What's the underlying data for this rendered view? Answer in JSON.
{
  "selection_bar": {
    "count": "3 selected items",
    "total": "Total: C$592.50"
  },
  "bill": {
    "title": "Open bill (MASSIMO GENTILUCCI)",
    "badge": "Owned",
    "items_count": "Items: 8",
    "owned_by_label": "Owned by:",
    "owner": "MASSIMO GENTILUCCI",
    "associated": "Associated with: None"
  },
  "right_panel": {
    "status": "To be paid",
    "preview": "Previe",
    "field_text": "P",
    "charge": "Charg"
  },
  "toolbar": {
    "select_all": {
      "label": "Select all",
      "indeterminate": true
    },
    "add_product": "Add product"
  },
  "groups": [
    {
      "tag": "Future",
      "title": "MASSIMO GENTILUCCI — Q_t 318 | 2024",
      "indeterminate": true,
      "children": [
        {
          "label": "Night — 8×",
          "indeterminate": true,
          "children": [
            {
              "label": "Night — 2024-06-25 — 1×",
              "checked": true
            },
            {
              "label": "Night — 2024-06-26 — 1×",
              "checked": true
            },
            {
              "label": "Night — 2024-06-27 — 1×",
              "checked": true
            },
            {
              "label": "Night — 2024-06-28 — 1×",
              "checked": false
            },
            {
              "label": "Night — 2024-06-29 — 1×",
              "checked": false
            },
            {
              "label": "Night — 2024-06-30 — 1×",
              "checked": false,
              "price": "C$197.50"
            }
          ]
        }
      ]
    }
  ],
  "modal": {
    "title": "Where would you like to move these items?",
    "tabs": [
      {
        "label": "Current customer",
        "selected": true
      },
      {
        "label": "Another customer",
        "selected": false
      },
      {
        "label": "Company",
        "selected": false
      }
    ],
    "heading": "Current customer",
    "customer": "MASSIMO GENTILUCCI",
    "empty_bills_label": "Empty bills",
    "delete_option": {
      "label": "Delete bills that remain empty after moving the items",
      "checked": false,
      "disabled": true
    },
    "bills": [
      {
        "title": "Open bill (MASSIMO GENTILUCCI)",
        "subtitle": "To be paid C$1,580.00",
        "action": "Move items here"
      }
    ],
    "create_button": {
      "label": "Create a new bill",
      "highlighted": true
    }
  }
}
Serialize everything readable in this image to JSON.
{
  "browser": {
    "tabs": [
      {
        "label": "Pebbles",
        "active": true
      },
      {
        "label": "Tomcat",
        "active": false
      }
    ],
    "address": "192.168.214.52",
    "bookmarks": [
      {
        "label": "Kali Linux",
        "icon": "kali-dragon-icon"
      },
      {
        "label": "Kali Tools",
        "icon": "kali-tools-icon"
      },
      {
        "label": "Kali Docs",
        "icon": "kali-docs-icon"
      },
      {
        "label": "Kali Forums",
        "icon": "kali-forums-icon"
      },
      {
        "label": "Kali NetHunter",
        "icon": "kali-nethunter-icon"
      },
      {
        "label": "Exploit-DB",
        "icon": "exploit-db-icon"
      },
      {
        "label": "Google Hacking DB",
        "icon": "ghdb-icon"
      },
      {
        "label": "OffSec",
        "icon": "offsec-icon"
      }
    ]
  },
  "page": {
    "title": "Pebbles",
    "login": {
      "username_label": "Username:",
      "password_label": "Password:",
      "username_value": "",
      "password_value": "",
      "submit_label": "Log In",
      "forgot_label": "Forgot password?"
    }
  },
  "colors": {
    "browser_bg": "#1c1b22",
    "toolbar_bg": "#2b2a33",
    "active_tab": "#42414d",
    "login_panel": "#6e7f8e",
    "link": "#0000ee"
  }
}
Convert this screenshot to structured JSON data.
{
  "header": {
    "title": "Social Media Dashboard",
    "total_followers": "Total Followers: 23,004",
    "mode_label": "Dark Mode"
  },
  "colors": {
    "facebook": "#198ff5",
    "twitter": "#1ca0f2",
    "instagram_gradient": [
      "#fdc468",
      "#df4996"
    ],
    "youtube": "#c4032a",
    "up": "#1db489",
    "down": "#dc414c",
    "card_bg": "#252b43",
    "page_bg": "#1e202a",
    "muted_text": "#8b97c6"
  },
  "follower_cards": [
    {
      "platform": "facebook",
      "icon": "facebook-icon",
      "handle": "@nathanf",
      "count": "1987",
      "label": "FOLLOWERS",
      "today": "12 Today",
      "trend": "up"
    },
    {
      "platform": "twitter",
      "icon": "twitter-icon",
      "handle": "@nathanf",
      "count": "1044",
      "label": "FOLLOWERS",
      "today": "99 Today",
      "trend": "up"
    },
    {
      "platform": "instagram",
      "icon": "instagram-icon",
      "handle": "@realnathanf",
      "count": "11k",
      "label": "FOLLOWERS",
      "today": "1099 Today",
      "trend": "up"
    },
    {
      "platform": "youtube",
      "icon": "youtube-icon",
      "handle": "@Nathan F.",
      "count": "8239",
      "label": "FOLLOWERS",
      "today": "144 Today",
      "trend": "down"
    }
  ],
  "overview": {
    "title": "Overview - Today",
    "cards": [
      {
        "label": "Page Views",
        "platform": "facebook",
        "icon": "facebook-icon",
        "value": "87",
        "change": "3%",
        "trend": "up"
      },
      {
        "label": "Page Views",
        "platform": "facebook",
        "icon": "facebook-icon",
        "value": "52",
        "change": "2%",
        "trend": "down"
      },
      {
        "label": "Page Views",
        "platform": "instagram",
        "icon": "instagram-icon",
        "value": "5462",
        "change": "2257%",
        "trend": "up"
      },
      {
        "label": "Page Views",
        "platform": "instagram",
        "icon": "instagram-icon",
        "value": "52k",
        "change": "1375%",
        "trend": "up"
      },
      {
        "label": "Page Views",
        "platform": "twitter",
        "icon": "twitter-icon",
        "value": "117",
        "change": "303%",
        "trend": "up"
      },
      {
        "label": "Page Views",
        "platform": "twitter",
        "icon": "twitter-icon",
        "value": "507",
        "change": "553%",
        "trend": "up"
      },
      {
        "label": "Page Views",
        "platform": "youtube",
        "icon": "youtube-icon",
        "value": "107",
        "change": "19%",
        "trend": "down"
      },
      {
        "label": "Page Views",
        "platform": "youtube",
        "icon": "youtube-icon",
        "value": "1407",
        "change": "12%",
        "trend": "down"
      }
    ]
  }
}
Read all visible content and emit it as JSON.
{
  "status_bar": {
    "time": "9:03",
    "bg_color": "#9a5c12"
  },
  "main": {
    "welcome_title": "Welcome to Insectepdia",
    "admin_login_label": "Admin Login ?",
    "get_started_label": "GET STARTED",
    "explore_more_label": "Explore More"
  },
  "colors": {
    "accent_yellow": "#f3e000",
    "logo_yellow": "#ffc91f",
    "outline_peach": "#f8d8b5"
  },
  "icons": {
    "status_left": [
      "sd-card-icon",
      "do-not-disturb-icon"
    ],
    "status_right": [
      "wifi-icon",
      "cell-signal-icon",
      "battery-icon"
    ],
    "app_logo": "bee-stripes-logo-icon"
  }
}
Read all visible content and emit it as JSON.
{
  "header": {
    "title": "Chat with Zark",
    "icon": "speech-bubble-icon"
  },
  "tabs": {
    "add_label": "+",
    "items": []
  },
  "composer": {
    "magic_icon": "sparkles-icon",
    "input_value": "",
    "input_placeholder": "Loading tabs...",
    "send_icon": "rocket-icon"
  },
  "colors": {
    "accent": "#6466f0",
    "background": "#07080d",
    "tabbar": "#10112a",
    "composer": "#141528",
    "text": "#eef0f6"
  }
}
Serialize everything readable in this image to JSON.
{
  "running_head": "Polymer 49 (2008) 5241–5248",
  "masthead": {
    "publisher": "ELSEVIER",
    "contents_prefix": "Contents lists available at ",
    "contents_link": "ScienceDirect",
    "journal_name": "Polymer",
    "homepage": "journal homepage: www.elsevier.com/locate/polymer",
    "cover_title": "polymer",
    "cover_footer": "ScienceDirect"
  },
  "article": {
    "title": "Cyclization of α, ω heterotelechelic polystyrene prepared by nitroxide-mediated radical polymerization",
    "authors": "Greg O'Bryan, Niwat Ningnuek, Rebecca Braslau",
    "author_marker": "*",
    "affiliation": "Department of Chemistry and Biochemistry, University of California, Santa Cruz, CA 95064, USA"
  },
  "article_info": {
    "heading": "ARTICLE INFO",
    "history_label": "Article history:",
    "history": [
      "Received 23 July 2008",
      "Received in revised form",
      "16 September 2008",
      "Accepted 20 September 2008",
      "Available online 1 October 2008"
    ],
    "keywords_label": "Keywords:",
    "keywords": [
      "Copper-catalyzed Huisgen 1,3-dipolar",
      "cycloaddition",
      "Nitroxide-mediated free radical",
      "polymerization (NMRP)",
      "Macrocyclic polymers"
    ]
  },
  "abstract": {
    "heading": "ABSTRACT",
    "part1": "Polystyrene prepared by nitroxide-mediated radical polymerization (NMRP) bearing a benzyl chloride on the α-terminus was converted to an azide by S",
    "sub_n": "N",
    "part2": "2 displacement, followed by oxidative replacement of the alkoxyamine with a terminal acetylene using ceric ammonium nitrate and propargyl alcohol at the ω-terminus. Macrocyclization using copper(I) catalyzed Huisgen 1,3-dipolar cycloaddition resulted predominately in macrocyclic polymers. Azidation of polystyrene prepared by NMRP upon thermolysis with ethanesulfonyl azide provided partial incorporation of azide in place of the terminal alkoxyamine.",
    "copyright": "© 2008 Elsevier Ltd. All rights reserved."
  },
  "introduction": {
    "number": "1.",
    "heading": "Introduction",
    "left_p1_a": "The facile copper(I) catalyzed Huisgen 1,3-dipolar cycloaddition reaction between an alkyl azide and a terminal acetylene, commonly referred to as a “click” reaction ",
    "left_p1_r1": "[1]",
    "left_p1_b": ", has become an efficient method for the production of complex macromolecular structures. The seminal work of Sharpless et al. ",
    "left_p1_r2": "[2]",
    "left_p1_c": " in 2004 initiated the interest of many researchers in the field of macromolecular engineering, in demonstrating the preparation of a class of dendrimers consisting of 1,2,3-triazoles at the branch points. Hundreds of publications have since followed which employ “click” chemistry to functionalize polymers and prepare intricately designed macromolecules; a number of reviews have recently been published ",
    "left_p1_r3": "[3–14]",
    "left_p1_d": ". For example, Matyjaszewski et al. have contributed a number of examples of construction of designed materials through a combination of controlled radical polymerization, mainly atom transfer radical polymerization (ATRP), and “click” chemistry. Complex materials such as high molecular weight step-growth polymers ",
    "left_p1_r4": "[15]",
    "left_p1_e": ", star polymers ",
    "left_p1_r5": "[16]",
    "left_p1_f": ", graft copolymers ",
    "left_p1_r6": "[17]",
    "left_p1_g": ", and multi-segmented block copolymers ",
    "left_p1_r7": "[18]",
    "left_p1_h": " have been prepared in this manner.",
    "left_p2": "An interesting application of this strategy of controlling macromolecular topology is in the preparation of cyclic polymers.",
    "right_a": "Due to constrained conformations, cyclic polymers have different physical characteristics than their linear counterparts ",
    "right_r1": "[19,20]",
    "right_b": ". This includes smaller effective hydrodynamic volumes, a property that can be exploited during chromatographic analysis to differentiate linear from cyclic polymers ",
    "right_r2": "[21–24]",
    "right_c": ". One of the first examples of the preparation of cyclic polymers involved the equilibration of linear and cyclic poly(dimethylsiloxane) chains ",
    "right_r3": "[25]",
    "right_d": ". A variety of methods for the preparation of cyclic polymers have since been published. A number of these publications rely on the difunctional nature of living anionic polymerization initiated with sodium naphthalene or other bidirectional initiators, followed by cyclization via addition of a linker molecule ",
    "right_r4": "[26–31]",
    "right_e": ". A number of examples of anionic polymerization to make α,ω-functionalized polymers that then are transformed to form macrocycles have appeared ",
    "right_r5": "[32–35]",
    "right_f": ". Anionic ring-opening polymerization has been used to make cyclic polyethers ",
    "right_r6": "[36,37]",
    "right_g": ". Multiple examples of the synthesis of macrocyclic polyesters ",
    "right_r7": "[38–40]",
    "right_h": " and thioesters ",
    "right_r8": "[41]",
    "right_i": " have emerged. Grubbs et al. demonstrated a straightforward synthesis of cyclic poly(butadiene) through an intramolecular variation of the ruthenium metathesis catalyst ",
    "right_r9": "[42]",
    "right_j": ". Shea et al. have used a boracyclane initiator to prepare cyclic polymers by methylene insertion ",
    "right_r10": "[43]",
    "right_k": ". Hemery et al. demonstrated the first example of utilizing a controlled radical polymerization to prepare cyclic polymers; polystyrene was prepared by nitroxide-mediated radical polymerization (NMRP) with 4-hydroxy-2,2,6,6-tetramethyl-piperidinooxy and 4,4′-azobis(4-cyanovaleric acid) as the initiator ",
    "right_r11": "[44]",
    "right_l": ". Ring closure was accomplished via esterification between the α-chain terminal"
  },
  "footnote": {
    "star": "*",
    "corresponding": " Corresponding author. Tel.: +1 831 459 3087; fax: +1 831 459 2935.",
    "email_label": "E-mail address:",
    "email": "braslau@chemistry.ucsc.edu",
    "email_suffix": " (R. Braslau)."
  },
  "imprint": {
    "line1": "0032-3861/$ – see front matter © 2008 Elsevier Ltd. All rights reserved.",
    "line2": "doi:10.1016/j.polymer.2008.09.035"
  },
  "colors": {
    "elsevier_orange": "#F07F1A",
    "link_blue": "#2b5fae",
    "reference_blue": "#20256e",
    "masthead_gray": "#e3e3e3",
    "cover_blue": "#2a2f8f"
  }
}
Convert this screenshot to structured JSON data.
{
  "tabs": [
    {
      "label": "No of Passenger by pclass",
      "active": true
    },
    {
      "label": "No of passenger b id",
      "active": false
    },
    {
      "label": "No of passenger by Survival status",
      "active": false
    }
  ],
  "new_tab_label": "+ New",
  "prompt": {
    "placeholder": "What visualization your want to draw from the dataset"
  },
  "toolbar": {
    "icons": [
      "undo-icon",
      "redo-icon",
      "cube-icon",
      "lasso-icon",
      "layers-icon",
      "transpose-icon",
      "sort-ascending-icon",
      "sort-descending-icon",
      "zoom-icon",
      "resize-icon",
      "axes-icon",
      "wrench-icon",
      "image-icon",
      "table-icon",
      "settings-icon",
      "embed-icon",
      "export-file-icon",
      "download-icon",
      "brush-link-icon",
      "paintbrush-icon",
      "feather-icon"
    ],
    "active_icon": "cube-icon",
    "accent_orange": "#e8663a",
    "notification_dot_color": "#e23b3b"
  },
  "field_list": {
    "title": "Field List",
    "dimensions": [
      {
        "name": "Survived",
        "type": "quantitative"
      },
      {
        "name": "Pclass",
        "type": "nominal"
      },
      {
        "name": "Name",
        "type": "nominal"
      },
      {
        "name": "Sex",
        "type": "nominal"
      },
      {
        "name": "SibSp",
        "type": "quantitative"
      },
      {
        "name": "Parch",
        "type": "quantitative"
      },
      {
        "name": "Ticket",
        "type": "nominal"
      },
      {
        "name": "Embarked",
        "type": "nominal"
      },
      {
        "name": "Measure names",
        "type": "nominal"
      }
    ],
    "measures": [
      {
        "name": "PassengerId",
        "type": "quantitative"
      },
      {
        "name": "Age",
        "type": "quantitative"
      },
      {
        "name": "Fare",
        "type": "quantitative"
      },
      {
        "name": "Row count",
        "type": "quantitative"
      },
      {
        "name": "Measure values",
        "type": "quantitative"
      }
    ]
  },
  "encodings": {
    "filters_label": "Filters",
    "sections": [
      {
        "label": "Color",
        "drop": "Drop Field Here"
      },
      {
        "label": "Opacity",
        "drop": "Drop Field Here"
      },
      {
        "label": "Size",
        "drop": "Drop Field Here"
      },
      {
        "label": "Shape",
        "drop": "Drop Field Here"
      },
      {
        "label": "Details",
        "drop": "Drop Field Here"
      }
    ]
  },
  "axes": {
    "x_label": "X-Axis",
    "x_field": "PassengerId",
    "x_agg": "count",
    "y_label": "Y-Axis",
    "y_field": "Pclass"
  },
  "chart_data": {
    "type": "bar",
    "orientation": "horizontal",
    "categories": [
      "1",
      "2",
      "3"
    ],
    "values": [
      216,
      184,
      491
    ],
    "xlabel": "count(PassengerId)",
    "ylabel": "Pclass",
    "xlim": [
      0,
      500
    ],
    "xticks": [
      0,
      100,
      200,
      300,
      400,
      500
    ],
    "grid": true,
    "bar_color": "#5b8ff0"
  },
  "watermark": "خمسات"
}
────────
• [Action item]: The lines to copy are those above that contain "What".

• [Task solution]:
What's the underlying data for this rendered view? Answer in JSON.
    "placeholder": "What visualization your want to draw from the dataset"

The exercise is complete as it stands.